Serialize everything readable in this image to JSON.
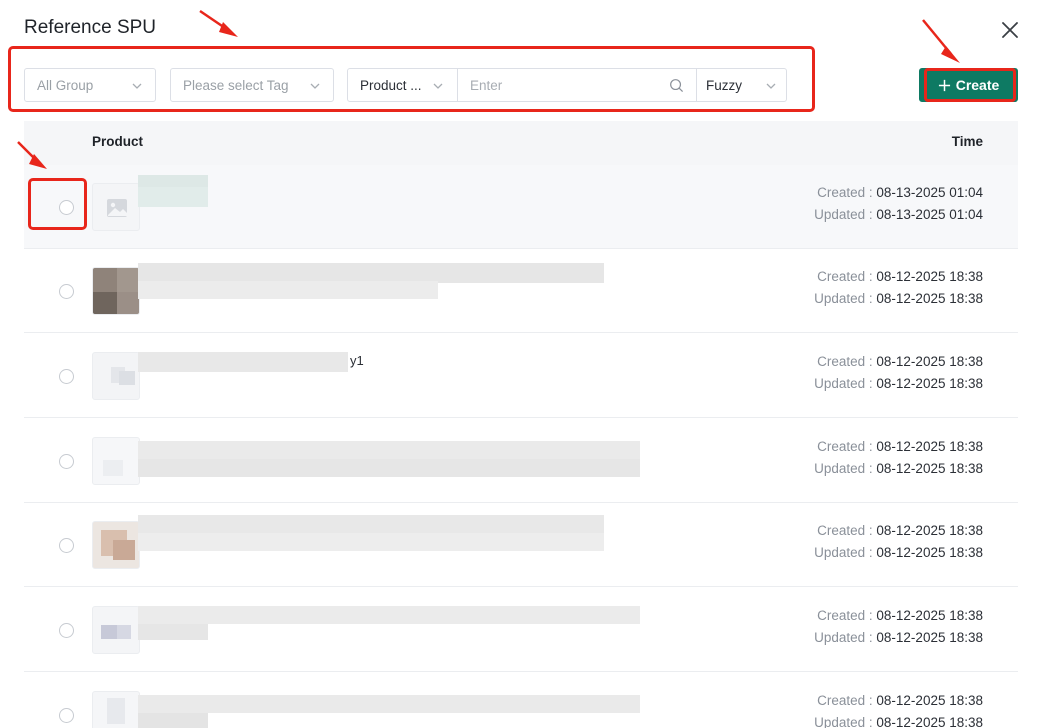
{
  "dialog": {
    "title": "Reference SPU",
    "close_icon": "close-icon"
  },
  "filters": {
    "group_placeholder": "All Group",
    "tag_placeholder": "Please select Tag",
    "search_field": "Product ...",
    "search_placeholder": "Enter",
    "match_mode": "Fuzzy"
  },
  "create": {
    "label": "Create",
    "icon": "plus-icon"
  },
  "table": {
    "columns": {
      "product": "Product",
      "time": "Time"
    },
    "created_label": "Created : ",
    "updated_label": "Updated : ",
    "rows": [
      {
        "created": "08-13-2025 01:04",
        "updated": "08-13-2025 01:04",
        "selected": true,
        "extra": ""
      },
      {
        "created": "08-12-2025 18:38",
        "updated": "08-12-2025 18:38",
        "selected": false,
        "extra": ""
      },
      {
        "created": "08-12-2025 18:38",
        "updated": "08-12-2025 18:38",
        "selected": false,
        "extra": "y1"
      },
      {
        "created": "08-12-2025 18:38",
        "updated": "08-12-2025 18:38",
        "selected": false,
        "extra": ""
      },
      {
        "created": "08-12-2025 18:38",
        "updated": "08-12-2025 18:38",
        "selected": false,
        "extra": ""
      },
      {
        "created": "08-12-2025 18:38",
        "updated": "08-12-2025 18:38",
        "selected": false,
        "extra": ""
      },
      {
        "created": "08-12-2025 18:38",
        "updated": "08-12-2025 18:38",
        "selected": false,
        "extra": ""
      }
    ]
  },
  "colors": {
    "accent": "#0e7a63",
    "annotation": "#e8261b",
    "header_bg": "#f5f6f8"
  }
}
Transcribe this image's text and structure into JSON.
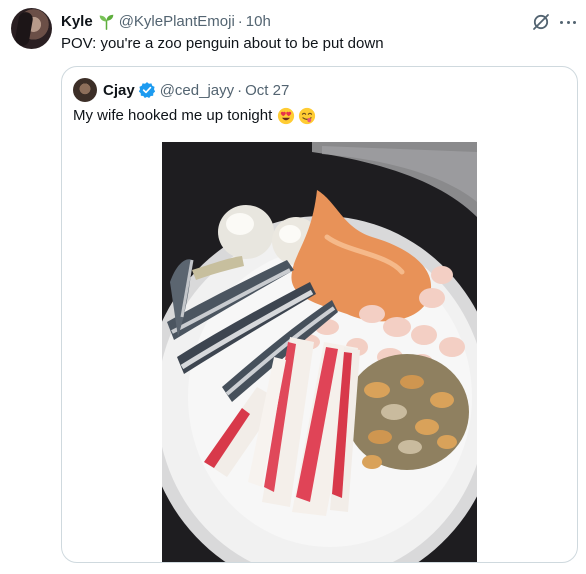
{
  "tweet": {
    "author_name": "Kyle",
    "author_handle": "@KylePlantEmoji",
    "separator": "·",
    "time": "10h",
    "text": "POV: you're a zoo penguin about to be put down"
  },
  "quoted": {
    "author_name": "Cjay",
    "author_handle": "@ced_jayy",
    "separator": "·",
    "date": "Oct 27",
    "text": "My wife hooked me up tonight",
    "emojis": [
      "heart-eyes-emoji",
      "yum-face-emoji"
    ]
  },
  "icons": {
    "sprout": "sprout-icon",
    "grok": "grok-icon",
    "more": "more-icon",
    "verified": "verified-badge-icon"
  },
  "colors": {
    "verified_blue": "#1d9bf0",
    "secondary_text": "#536471",
    "border": "#cfd9de",
    "sprout_green": "#5dad3c"
  }
}
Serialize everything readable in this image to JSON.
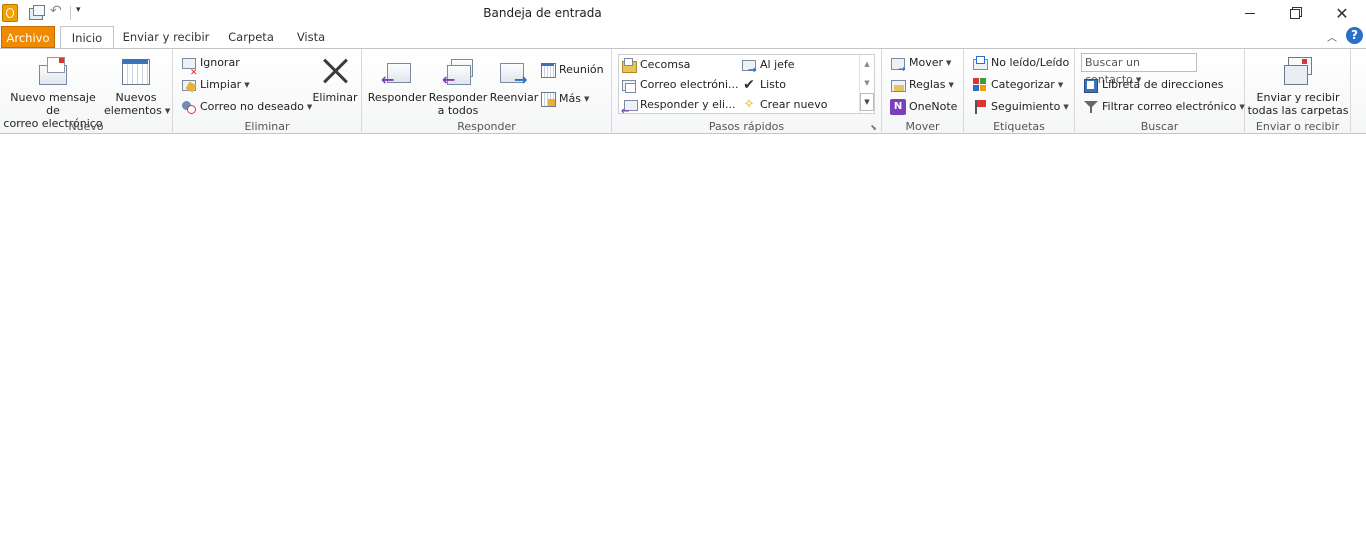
{
  "window": {
    "title": "Bandeja de entrada"
  },
  "tabs": [
    {
      "label": "Archivo"
    },
    {
      "label": "Inicio"
    },
    {
      "label": "Enviar y recibir"
    },
    {
      "label": "Carpeta"
    },
    {
      "label": "Vista"
    }
  ],
  "ribbon": {
    "nuevo": {
      "label": "Nuevo",
      "new_email_line1": "Nuevo mensaje de",
      "new_email_line2": "correo electrónico",
      "new_items_line1": "Nuevos",
      "new_items_line2": "elementos"
    },
    "eliminar": {
      "label": "Eliminar",
      "ignore": "Ignorar",
      "clean": "Limpiar",
      "junk": "Correo no deseado",
      "delete": "Eliminar"
    },
    "responder": {
      "label": "Responder",
      "reply": "Responder",
      "reply_all_line1": "Responder",
      "reply_all_line2": "a todos",
      "forward": "Reenviar",
      "meeting": "Reunión",
      "more": "Más"
    },
    "pasos_rapidos": {
      "label": "Pasos rápidos",
      "items": [
        "Cecomsa",
        "Al jefe",
        "Correo electróni...",
        "Listo",
        "Responder y eli...",
        "Crear nuevo"
      ]
    },
    "mover": {
      "label": "Mover",
      "move": "Mover",
      "rules": "Reglas",
      "onenote": "OneNote"
    },
    "etiquetas": {
      "label": "Etiquetas",
      "unread": "No leído/Leído",
      "categorize": "Categorizar",
      "followup": "Seguimiento"
    },
    "buscar": {
      "label": "Buscar",
      "search_placeholder": "Buscar un contacto",
      "address_book": "Libreta de direcciones",
      "filter": "Filtrar correo electrónico"
    },
    "enviar_recibir": {
      "label": "Enviar o recibir",
      "send_all_line1": "Enviar y recibir",
      "send_all_line2": "todas las carpetas"
    }
  },
  "colors": {
    "file_tab": "#f08a00",
    "accent_blue": "#2a6fc9"
  }
}
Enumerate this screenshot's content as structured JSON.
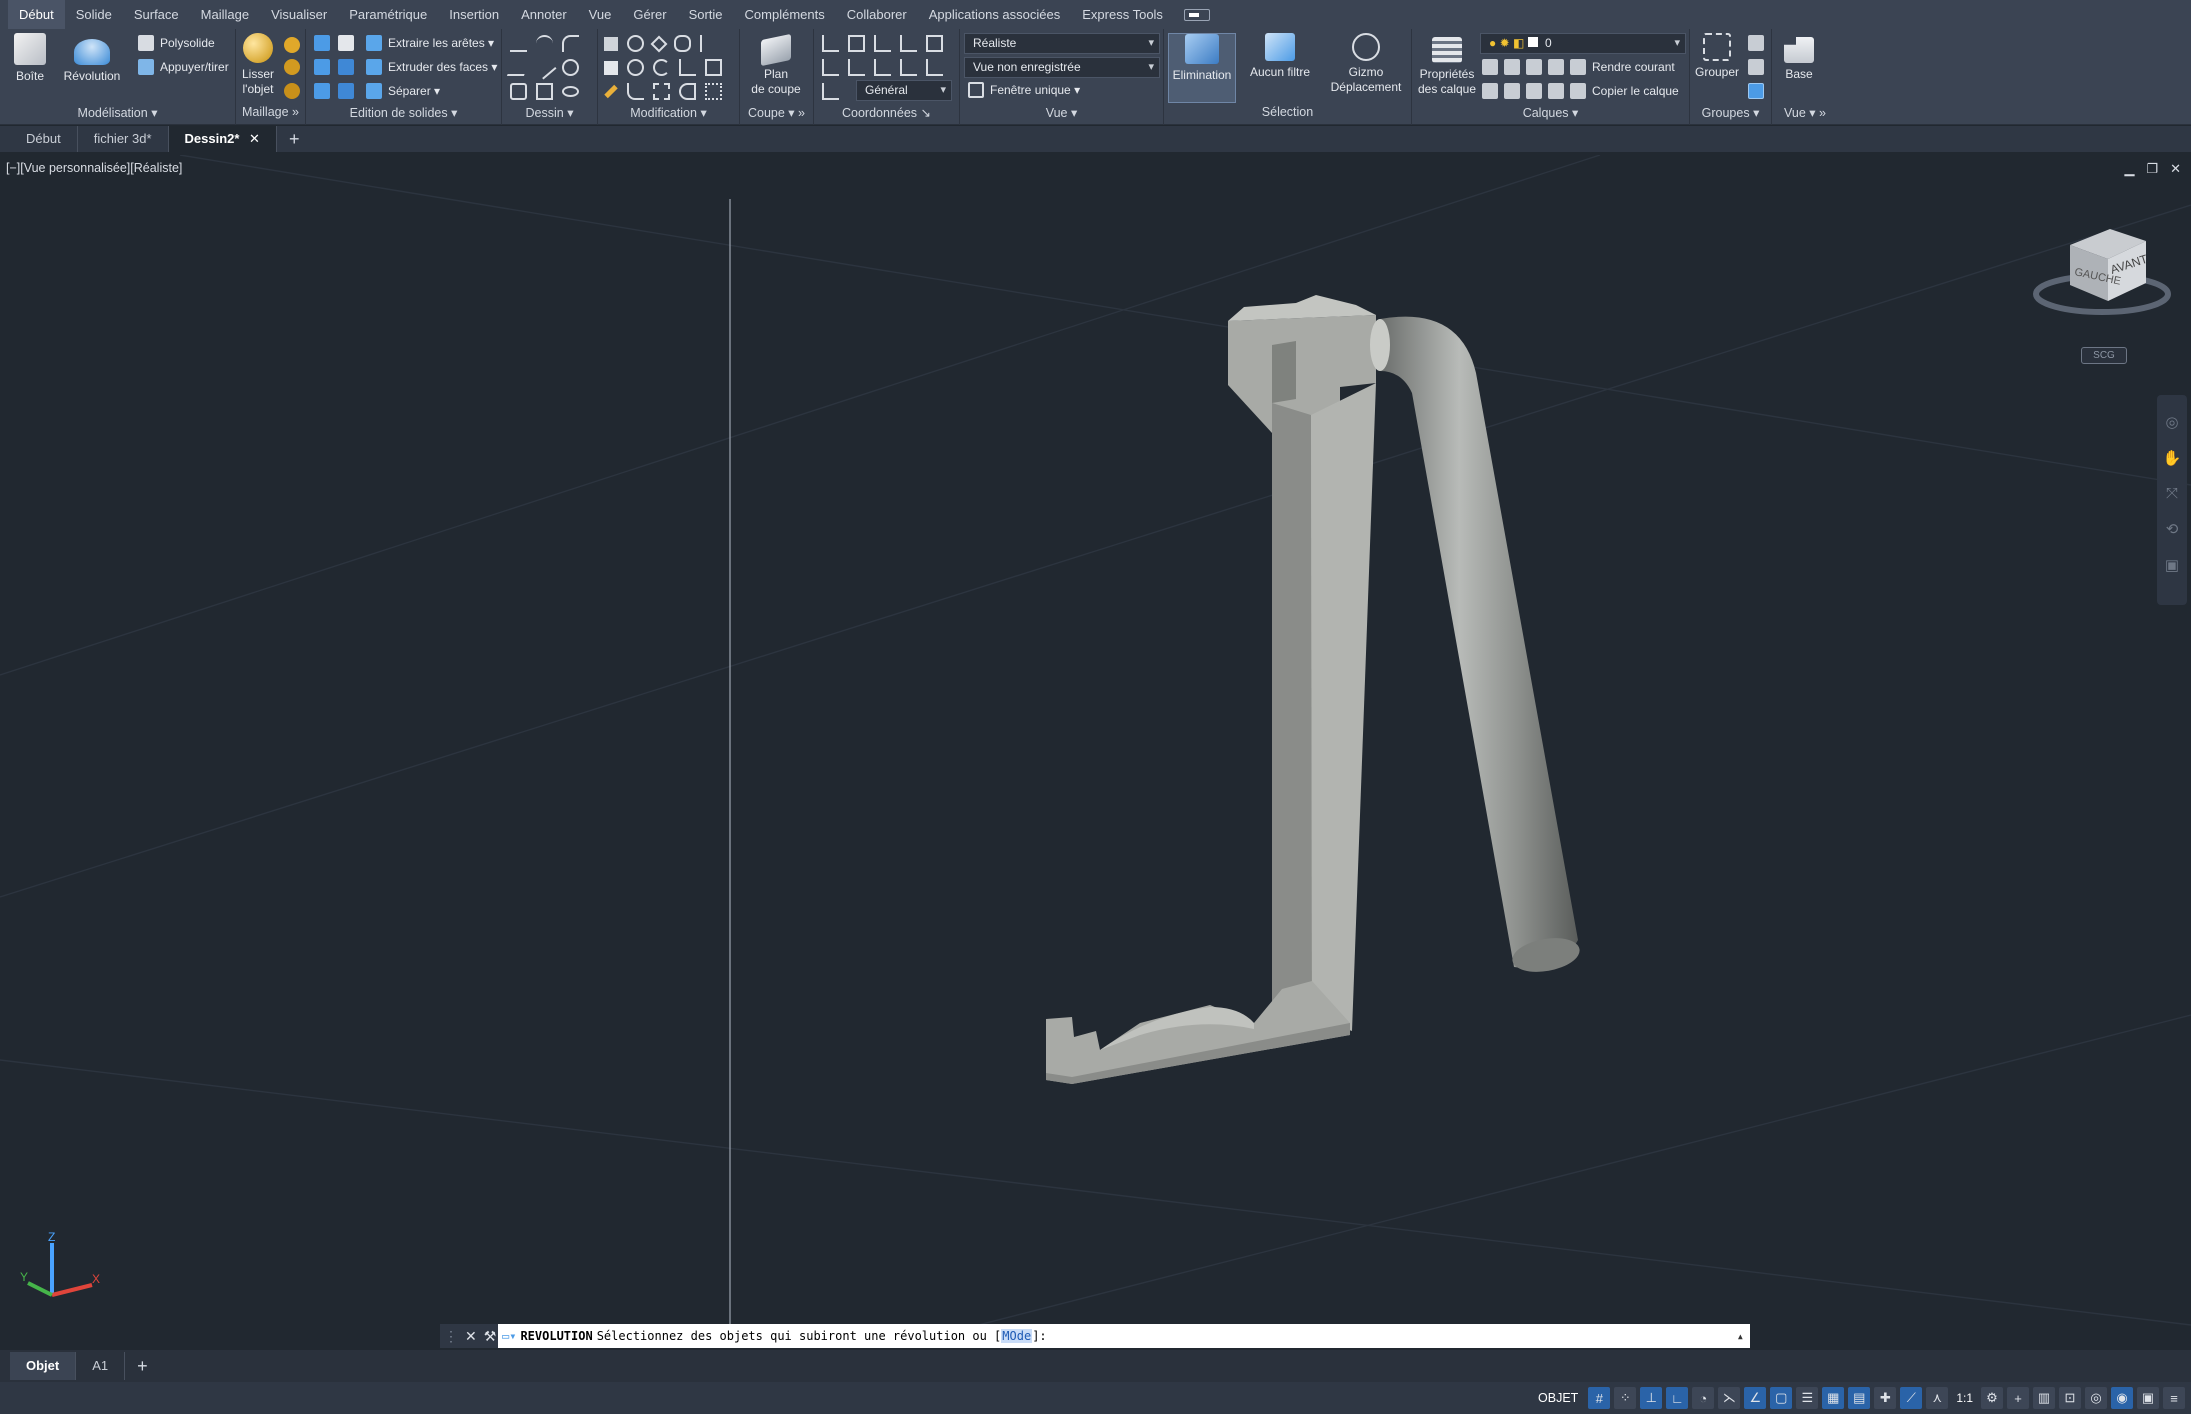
{
  "menu": {
    "tabs": [
      "Début",
      "Solide",
      "Surface",
      "Maillage",
      "Visualiser",
      "Paramétrique",
      "Insertion",
      "Annoter",
      "Vue",
      "Gérer",
      "Sortie",
      "Compléments",
      "Collaborer",
      "Applications associées",
      "Express Tools"
    ],
    "active": "Début"
  },
  "ribbon": {
    "modelisation": {
      "title": "Modélisation",
      "boite": "Boîte",
      "revolution": "Révolution",
      "polysolide": "Polysolide",
      "appuyer": "Appuyer/tirer"
    },
    "maillage": {
      "title": "Maillage",
      "lisser_l1": "Lisser",
      "lisser_l2": "l'objet"
    },
    "edition": {
      "title": "Edition de solides",
      "extraire": "Extraire les arêtes",
      "extruder": "Extruder des faces",
      "separer": "Séparer"
    },
    "dessin": {
      "title": "Dessin"
    },
    "modification": {
      "title": "Modification"
    },
    "coupe": {
      "title": "Coupe",
      "plan_l1": "Plan",
      "plan_l2": "de coupe"
    },
    "coordonnees": {
      "title": "Coordonnées",
      "general": "Général"
    },
    "vue": {
      "title": "Vue",
      "style": "Réaliste",
      "named_view": "Vue non enregistrée",
      "fenetre": "Fenêtre unique"
    },
    "selection": {
      "title": "Sélection",
      "elimination": "Elimination",
      "aucun_filtre": "Aucun filtre",
      "gizmo_l1": "Gizmo",
      "gizmo_l2": "Déplacement"
    },
    "calques": {
      "title": "Calques",
      "props_l1": "Propriétés",
      "props_l2": "des calque",
      "layer_value": "0",
      "rendre_courant": "Rendre courant",
      "copier": "Copier le calque"
    },
    "groupes": {
      "title": "Groupes",
      "grouper": "Grouper"
    },
    "vue2": {
      "title": "Vue",
      "base": "Base"
    }
  },
  "doctabs": [
    "Début",
    "fichier 3d*",
    "Dessin2*"
  ],
  "doctabs_active": "Dessin2*",
  "viewport": {
    "label": "[−][Vue personnalisée][Réaliste]",
    "cube_left": "GAUCHE",
    "cube_front": "AVANT",
    "scg": "SCG",
    "axis_x": "X",
    "axis_y": "Y",
    "axis_z": "Z"
  },
  "cmdline": {
    "command": "REVOLUTION",
    "prompt": "Sélectionnez des objets qui subiront une révolution ou [",
    "option": "MOde",
    "suffix": "]:"
  },
  "layouttabs": [
    "Objet",
    "A1"
  ],
  "layouttabs_active": "Objet",
  "status": {
    "mode": "OBJET",
    "scale": "1:1"
  },
  "colors": {
    "bg": "#212830",
    "ribbon": "#3b4453",
    "accent": "#2a63a8",
    "solid": "#a9aba7"
  }
}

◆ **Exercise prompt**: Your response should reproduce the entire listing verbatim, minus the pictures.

◆ **Expected output**:
Serialize everything readable in this image to JSON.
{
  "dialog": {
    "title": "Reference SPU",
    "close_icon": "close-icon"
  },
  "filters": {
    "group_placeholder": "All Group",
    "tag_placeholder": "Please select Tag",
    "search_field": "Product ...",
    "search_placeholder": "Enter",
    "match_mode": "Fuzzy"
  },
  "create": {
    "label": "Create",
    "icon": "plus-icon"
  },
  "table": {
    "columns": {
      "product": "Product",
      "time": "Time"
    },
    "created_label": "Created : ",
    "updated_label": "Updated : ",
    "rows": [
      {
        "created": "08-13-2025 01:04",
        "updated": "08-13-2025 01:04",
        "selected": true,
        "extra": ""
      },
      {
        "created": "08-12-2025 18:38",
        "updated": "08-12-2025 18:38",
        "selected": false,
        "extra": ""
      },
      {
        "created": "08-12-2025 18:38",
        "updated": "08-12-2025 18:38",
        "selected": false,
        "extra": "y1"
      },
      {
        "created": "08-12-2025 18:38",
        "updated": "08-12-2025 18:38",
        "selected": false,
        "extra": ""
      },
      {
        "created": "08-12-2025 18:38",
        "updated": "08-12-2025 18:38",
        "selected": false,
        "extra": ""
      },
      {
        "created": "08-12-2025 18:38",
        "updated": "08-12-2025 18:38",
        "selected": false,
        "extra": ""
      },
      {
        "created": "08-12-2025 18:38",
        "updated": "08-12-2025 18:38",
        "selected": false,
        "extra": ""
      }
    ]
  },
  "colors": {
    "accent": "#0e7a63",
    "annotation": "#e8261b",
    "header_bg": "#f5f6f8"
  }
}
Transcribe this image's text and structure into JSON.
{
  "tweet": {
    "author_name": "Kyle",
    "author_handle": "@KylePlantEmoji",
    "separator": "·",
    "time": "10h",
    "text": "POV: you're a zoo penguin about to be put down"
  },
  "quoted": {
    "author_name": "Cjay",
    "author_handle": "@ced_jayy",
    "separator": "·",
    "date": "Oct 27",
    "text": "My wife hooked me up tonight",
    "emojis": [
      "heart-eyes-emoji",
      "yum-face-emoji"
    ]
  },
  "icons": {
    "sprout": "sprout-icon",
    "grok": "grok-icon",
    "more": "more-icon",
    "verified": "verified-badge-icon"
  },
  "colors": {
    "verified_blue": "#1d9bf0",
    "secondary_text": "#536471",
    "border": "#cfd9de",
    "sprout_green": "#5dad3c"
  }
}
Serialize everything readable in this image to JSON.
{
  "window": {
    "title": "Bandeja de entrada"
  },
  "tabs": [
    {
      "label": "Archivo"
    },
    {
      "label": "Inicio"
    },
    {
      "label": "Enviar y recibir"
    },
    {
      "label": "Carpeta"
    },
    {
      "label": "Vista"
    }
  ],
  "ribbon": {
    "nuevo": {
      "label": "Nuevo",
      "new_email_line1": "Nuevo mensaje de",
      "new_email_line2": "correo electrónico",
      "new_items_line1": "Nuevos",
      "new_items_line2": "elementos"
    },
    "eliminar": {
      "label": "Eliminar",
      "ignore": "Ignorar",
      "clean": "Limpiar",
      "junk": "Correo no deseado",
      "delete": "Eliminar"
    },
    "responder": {
      "label": "Responder",
      "reply": "Responder",
      "reply_all_line1": "Responder",
      "reply_all_line2": "a todos",
      "forward": "Reenviar",
      "meeting": "Reunión",
      "more": "Más"
    },
    "pasos_rapidos": {
      "label": "Pasos rápidos",
      "items": [
        "Cecomsa",
        "Al jefe",
        "Correo electróni...",
        "Listo",
        "Responder y eli...",
        "Crear nuevo"
      ]
    },
    "mover": {
      "label": "Mover",
      "move": "Mover",
      "rules": "Reglas",
      "onenote": "OneNote"
    },
    "etiquetas": {
      "label": "Etiquetas",
      "unread": "No leído/Leído",
      "categorize": "Categorizar",
      "followup": "Seguimiento"
    },
    "buscar": {
      "label": "Buscar",
      "search_placeholder": "Buscar un contacto",
      "address_book": "Libreta de direcciones",
      "filter": "Filtrar correo electrónico"
    },
    "enviar_recibir": {
      "label": "Enviar o recibir",
      "send_all_line1": "Enviar y recibir",
      "send_all_line2": "todas las carpetas"
    }
  },
  "colors": {
    "file_tab": "#f08a00",
    "accent_blue": "#2a6fc9"
  }
}
Enumerate this screenshot's content as structured JSON.
{
  "menu": {
    "tabs": [
      "Début",
      "Solide",
      "Surface",
      "Maillage",
      "Visualiser",
      "Paramétrique",
      "Insertion",
      "Annoter",
      "Vue",
      "Gérer",
      "Sortie",
      "Compléments",
      "Collaborer",
      "Applications associées",
      "Express Tools"
    ],
    "active": "Début"
  },
  "ribbon": {
    "modelisation": {
      "title": "Modélisation",
      "boite": "Boîte",
      "revolution": "Révolution",
      "polysolide": "Polysolide",
      "appuyer": "Appuyer/tirer"
    },
    "maillage": {
      "title": "Maillage",
      "lisser_l1": "Lisser",
      "lisser_l2": "l'objet"
    },
    "edition": {
      "title": "Edition de solides",
      "extraire": "Extraire les arêtes",
      "extruder": "Extruder des faces",
      "separer": "Séparer"
    },
    "dessin": {
      "title": "Dessin"
    },
    "modification": {
      "title": "Modification"
    },
    "coupe": {
      "title": "Coupe",
      "plan_l1": "Plan",
      "plan_l2": "de coupe"
    },
    "coordonnees": {
      "title": "Coordonnées",
      "general": "Général"
    },
    "vue": {
      "title": "Vue",
      "style": "Réaliste",
      "named_view": "Vue non enregistrée",
      "fenetre": "Fenêtre unique"
    },
    "selection": {
      "title": "Sélection",
      "elimination": "Elimination",
      "aucun_filtre": "Aucun filtre",
      "gizmo_l1": "Gizmo",
      "gizmo_l2": "Déplacement"
    },
    "calques": {
      "title": "Calques",
      "props_l1": "Propriétés",
      "props_l2": "des calque",
      "layer_value": "0",
      "rendre_courant": "Rendre courant",
      "copier": "Copier le calque"
    },
    "groupes": {
      "title": "Groupes",
      "grouper": "Grouper"
    },
    "vue2": {
      "title": "Vue",
      "base": "Base"
    }
  },
  "doctabs": [
    "Début",
    "fichier 3d*",
    "Dessin2*"
  ],
  "doctabs_active": "Dessin2*",
  "viewport": {
    "label": "[−][Vue personnalisée][Réaliste]",
    "cube_left": "GAUCHE",
    "cube_front": "AVANT",
    "scg": "SCG",
    "axis_x": "X",
    "axis_y": "Y",
    "axis_z": "Z"
  },
  "cmdline": {
    "command": "REVOLUTION",
    "prompt": "Sélectionnez des objets qui subiront une révolution ou [",
    "option": "MOde",
    "suffix": "]:"
  },
  "layouttabs": [
    "Objet",
    "A1"
  ],
  "layouttabs_active": "Objet",
  "status": {
    "mode": "OBJET",
    "scale": "1:1"
  },
  "colors": {
    "bg": "#212830",
    "ribbon": "#3b4453",
    "accent": "#2a63a8",
    "solid": "#a9aba7"
  }
}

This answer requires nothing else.